Saudi women get right to vote, but can't drive yet

Saudi King Abdullah has given the kingdom's women the right to vote for first time in nationwide local elections, due in 2015. The king said in an annual speech on Sunday, Sept. 25, 2011 before his advisory assembly, or Shura Council, that Saudi women will be able to run and cast ballots in the 2015 municipal elections.

RIYADH, Saudi Arabia (AP) - Saudi Arabia's king is giving women the right to vote and run in local elections for the first time.

While King Abdullah's decree represents a giant leap forward for the ultraconservative kingdom, it's also highlighting the freedoms women are denied. Women remain ineligible to serve as Cabinet ministers. They are not allowed to drive, nor are they permitted to travel outside the country without permission from a male guardian.

Even the king's decree about political roles came with a qualifier. It won't apply until 2015. The next round of elections is scheduled for Thursday.

One prominent Saudi feminist asks: "Why not tomorrow?"

And an activist who defied the ban on women driving earlier this year says: "We didn't ask for politics, we asked for our basic rights."
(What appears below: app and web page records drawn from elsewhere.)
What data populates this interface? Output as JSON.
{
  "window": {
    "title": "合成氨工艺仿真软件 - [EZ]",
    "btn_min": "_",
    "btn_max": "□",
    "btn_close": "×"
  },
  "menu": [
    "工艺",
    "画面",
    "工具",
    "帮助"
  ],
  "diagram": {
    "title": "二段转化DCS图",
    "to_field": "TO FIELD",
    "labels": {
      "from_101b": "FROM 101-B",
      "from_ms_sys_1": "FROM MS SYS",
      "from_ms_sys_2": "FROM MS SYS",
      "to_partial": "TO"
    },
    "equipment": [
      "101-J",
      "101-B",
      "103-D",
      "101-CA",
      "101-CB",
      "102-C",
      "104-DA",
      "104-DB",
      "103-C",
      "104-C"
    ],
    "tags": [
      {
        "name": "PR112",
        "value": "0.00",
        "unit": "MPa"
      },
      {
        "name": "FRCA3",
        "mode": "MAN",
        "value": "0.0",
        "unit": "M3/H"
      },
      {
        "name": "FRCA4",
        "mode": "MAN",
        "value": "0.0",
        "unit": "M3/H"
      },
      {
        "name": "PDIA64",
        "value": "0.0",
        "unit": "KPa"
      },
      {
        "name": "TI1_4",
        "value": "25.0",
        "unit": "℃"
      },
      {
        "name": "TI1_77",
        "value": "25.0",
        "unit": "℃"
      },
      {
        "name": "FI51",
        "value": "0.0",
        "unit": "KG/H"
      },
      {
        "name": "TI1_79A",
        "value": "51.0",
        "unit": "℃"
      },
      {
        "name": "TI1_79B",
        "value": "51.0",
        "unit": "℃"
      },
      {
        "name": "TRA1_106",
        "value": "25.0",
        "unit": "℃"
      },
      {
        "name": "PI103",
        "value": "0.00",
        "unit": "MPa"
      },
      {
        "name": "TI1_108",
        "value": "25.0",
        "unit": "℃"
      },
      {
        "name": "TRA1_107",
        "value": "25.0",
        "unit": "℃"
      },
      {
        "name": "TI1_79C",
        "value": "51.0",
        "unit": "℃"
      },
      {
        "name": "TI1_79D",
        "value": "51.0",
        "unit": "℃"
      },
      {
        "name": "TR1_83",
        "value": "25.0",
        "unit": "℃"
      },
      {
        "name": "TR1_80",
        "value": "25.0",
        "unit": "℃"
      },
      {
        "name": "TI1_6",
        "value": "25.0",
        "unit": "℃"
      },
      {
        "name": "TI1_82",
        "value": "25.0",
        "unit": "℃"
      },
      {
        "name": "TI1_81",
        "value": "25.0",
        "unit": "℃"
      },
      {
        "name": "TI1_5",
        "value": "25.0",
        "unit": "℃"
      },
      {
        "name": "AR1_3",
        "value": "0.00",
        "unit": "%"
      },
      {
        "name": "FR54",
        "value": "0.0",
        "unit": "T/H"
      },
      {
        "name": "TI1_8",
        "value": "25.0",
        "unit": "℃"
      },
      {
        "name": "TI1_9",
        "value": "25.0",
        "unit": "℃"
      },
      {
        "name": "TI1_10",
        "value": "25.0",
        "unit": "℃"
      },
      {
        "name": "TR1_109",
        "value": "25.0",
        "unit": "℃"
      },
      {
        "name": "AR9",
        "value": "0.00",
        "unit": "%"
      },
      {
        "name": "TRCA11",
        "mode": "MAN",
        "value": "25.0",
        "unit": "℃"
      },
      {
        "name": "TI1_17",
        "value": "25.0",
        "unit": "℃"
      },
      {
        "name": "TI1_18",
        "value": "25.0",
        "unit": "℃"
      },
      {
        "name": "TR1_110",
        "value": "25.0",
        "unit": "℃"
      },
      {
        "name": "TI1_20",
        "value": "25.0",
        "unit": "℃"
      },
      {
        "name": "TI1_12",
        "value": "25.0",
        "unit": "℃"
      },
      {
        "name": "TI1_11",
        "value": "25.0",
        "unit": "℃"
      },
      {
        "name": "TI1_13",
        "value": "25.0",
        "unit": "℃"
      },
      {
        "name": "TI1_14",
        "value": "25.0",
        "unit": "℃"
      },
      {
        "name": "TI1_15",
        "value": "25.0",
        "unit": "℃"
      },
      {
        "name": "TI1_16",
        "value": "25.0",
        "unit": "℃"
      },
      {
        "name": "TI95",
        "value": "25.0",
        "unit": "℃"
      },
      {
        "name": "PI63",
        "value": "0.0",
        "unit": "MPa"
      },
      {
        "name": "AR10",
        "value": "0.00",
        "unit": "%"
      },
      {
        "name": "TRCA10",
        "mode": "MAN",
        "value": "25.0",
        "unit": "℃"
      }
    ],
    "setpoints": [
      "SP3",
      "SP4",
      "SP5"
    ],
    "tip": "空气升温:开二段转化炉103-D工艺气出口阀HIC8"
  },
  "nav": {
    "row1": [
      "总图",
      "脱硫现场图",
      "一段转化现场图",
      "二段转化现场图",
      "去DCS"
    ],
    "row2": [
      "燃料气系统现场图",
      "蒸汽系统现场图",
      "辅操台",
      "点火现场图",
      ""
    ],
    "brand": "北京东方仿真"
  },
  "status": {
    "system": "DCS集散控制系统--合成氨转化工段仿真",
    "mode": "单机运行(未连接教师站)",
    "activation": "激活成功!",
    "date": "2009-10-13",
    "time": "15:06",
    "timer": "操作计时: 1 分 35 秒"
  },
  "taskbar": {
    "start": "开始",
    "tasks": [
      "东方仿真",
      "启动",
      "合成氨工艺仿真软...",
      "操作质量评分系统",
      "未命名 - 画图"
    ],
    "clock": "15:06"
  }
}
King Abdullah made the announcement in a speech to his advisory assembly on Sunday, after consulting with the nation's top clerics.